Unfortunately the leadership in this effort was pre-empted by the media prior to allowing the community knowing much about its purpose, intent, and goals. Unlike the three previous community based efforts cited, full transparency on a succinct message, leadership disclosure, has hampered this process. Key credible and respected leadership has to be a keystone to any buy-in by the community. These
three movements in the 70’s and 80’s not only had the support of the Mayor, but visible involvement from the Dallas Citizen’s Council, minority chambers of
commerce, and the religious community.
DISD and Governance:
During this period, 1971 to the present, DISD has had a minimum of one to a maximum of three Latinos serving on the school board at any time. The levels of effectiveness culminated when Joe May was elected in the early 2000s and served with Rafael Anchia, Jerome Garza, Trini Garza and Dr. Edwin Flores at given times. DISD has had at least 10 Latinos serve on the board with various levels of effectiveness including a Board President in Rene Castilla. The present school population of 70% with over 55,000 LEP students should reflect at least a minimum of three trustees being Latino: Oak Cliff/Kessler Park; Lovefield, Central and East Dallas, and the emerging Pleasant Grove area. In time, the diminishing African American population will possibly allow a fourth Latino to be elected within the next five years. The Latino community has a history of poor voter turnout due to the large number of non-registered voters, youth population, some apathy, and a lack of exciting and engaging Latino candidates. DISD has also had three Latinos as Superintendents: Yvonne Gonzalez, Baldemar Rojas, and Michael Hinojosa
all having minimal tenures marked with controversy and with the exception of Hinojosa, very short tenure.
Home Rule Charter Commission Selection Process:
There are those in the community that feel that this process will jump-start and enhance Latino participation at the governance level. Assuming the 25,000+ signatures are obtained, the DISD Board of Education will appoint a 15 member commission that will reflect the community and 50% will have to be Latino registered voters and residents of DISD. Possibly 7 others will be considered from
the District Wide Advisory Committee, or with the mayor’s input.
It is for this reason that I recommend that the leaders involved learn a bit from our history.
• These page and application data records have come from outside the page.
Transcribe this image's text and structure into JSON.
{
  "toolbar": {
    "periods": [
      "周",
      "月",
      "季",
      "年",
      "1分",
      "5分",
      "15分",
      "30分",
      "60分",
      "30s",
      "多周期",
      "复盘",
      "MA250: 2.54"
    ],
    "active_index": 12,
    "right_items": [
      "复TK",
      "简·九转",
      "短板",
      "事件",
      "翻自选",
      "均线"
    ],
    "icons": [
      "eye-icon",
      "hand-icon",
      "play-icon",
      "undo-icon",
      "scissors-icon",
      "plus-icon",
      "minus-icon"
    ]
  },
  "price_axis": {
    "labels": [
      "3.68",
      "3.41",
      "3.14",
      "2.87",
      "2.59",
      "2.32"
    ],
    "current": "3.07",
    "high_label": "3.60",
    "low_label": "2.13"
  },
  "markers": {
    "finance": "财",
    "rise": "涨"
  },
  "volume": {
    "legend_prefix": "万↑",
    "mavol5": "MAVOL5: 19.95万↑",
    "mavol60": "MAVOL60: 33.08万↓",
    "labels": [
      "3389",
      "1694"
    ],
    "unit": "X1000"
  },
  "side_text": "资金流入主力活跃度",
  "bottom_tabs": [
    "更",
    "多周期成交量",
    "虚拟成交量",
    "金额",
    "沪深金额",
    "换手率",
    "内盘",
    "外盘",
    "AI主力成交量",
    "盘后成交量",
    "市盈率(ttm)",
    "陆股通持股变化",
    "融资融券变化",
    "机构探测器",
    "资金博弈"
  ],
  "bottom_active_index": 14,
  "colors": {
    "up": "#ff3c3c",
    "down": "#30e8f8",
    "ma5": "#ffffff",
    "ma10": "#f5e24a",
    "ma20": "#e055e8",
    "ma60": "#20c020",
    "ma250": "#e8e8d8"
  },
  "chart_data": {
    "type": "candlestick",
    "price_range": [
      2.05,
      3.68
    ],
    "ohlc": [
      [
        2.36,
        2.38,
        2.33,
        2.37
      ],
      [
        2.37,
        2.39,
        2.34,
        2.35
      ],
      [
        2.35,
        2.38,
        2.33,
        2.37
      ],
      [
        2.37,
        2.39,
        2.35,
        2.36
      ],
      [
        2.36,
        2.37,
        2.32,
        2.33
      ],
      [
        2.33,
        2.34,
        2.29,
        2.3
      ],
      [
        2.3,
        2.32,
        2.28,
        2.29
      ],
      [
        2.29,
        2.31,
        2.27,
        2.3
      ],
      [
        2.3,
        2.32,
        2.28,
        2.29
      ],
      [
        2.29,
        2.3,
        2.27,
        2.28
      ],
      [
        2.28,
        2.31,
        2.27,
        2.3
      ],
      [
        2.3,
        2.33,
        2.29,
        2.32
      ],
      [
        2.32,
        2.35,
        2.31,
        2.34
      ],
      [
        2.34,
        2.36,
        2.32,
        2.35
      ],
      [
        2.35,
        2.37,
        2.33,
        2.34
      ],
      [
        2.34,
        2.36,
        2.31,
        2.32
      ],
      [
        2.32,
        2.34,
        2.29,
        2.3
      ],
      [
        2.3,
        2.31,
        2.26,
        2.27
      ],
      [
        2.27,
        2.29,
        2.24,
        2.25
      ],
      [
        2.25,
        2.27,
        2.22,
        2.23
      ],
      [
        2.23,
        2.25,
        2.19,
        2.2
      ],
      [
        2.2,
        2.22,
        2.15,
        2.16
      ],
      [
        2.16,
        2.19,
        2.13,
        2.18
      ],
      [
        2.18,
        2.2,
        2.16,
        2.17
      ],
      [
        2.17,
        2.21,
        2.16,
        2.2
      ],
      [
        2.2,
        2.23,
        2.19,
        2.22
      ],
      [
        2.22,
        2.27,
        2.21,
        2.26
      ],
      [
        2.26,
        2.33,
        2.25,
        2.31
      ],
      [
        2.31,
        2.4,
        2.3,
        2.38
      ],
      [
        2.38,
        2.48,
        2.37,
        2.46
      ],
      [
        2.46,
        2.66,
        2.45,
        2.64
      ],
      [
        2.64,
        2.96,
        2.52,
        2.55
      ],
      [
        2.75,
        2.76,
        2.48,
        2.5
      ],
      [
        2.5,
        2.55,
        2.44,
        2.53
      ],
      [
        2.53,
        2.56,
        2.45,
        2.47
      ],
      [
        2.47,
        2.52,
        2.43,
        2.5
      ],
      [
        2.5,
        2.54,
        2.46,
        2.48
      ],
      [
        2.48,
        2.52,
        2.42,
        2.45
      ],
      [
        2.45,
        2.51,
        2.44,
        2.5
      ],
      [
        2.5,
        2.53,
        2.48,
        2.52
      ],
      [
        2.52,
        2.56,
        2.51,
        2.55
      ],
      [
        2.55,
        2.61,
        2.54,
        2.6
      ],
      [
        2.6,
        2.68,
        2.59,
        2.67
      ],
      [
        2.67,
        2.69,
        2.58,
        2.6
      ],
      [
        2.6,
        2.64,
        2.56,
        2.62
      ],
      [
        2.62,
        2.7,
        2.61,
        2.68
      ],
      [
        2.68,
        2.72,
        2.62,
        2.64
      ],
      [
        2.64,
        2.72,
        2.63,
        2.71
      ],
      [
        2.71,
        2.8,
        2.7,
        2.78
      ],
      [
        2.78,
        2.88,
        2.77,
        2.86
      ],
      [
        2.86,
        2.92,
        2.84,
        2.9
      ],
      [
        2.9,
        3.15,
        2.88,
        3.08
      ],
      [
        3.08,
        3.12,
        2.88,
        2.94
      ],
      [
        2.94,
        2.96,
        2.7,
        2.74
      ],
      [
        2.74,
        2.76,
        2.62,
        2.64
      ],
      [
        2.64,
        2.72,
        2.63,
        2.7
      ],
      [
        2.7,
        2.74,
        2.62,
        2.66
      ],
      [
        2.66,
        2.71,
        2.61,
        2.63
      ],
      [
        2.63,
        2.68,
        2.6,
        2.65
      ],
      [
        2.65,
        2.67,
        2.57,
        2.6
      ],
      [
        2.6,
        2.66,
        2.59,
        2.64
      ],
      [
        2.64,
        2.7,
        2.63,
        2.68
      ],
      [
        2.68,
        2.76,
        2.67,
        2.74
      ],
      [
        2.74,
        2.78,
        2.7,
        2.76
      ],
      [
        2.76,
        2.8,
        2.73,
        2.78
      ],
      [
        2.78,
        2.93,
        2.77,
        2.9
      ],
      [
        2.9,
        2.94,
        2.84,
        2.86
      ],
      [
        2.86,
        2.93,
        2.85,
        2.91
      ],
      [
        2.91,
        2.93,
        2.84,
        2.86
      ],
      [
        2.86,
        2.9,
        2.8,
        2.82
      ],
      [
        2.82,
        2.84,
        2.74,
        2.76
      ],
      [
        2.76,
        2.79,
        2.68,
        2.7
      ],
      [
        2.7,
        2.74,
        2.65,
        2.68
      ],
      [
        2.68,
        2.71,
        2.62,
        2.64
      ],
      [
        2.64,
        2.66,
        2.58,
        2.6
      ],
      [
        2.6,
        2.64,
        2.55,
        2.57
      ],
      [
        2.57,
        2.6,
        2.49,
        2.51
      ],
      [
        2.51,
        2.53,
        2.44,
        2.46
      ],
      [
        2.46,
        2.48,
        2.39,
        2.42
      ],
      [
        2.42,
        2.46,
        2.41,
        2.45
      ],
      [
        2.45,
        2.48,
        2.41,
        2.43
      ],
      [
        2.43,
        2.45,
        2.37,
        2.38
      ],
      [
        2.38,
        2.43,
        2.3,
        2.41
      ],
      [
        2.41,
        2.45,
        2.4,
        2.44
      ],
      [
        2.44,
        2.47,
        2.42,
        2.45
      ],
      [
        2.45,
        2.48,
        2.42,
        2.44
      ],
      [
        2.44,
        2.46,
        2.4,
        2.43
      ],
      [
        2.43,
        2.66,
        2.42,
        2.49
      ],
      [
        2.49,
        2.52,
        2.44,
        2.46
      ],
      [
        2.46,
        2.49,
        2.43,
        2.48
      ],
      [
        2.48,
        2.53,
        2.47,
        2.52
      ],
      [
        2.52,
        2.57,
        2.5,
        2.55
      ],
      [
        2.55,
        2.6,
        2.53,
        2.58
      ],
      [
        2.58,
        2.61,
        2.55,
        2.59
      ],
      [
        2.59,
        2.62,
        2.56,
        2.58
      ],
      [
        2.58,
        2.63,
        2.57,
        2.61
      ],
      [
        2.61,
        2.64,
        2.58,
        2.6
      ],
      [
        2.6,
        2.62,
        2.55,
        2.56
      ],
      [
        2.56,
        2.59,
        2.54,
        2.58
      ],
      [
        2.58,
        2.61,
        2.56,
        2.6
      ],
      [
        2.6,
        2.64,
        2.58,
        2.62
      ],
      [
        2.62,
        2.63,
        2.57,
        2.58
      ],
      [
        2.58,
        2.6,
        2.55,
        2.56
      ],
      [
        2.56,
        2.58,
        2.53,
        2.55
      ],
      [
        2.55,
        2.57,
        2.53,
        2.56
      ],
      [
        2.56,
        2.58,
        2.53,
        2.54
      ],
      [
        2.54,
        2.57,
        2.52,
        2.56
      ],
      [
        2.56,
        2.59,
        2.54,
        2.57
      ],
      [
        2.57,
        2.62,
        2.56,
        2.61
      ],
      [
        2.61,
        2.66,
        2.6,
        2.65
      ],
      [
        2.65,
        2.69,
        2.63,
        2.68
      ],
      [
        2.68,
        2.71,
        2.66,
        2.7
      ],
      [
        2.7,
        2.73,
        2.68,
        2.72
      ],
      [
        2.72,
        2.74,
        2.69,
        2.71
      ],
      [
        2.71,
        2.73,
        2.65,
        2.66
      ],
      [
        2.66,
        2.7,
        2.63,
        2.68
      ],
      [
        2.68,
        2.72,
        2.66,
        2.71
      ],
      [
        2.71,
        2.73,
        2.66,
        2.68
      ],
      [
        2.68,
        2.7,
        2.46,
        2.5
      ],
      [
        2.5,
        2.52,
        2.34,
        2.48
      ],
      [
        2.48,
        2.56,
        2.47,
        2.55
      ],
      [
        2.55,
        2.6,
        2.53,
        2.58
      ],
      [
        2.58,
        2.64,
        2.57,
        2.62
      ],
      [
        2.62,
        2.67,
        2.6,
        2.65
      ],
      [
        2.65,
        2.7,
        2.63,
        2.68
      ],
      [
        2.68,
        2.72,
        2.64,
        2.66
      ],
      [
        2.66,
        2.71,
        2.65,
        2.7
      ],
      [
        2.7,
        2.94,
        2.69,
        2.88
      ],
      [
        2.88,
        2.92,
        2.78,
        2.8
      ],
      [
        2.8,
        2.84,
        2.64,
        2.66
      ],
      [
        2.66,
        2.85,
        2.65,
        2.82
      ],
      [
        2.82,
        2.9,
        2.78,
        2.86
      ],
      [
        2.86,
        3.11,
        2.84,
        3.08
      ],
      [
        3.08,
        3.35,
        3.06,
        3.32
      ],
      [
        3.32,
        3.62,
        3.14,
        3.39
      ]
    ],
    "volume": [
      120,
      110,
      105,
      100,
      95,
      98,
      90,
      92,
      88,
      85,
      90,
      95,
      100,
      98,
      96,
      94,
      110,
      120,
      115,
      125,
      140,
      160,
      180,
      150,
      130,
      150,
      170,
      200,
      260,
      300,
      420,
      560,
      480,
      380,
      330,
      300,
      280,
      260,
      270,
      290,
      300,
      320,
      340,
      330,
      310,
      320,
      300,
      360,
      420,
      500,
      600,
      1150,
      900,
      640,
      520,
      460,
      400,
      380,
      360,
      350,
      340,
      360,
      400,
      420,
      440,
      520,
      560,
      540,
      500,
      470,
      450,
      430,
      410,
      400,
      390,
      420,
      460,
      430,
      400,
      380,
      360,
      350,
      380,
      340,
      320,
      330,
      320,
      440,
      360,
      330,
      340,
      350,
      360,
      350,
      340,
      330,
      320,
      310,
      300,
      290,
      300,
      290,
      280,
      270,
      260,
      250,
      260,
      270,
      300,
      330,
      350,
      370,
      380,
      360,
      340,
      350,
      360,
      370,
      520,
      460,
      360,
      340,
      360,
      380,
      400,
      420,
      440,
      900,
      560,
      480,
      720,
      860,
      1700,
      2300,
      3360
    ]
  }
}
Identify key Latinos from the following sectors and parts of the community:
An effective and articulate bilingual teacher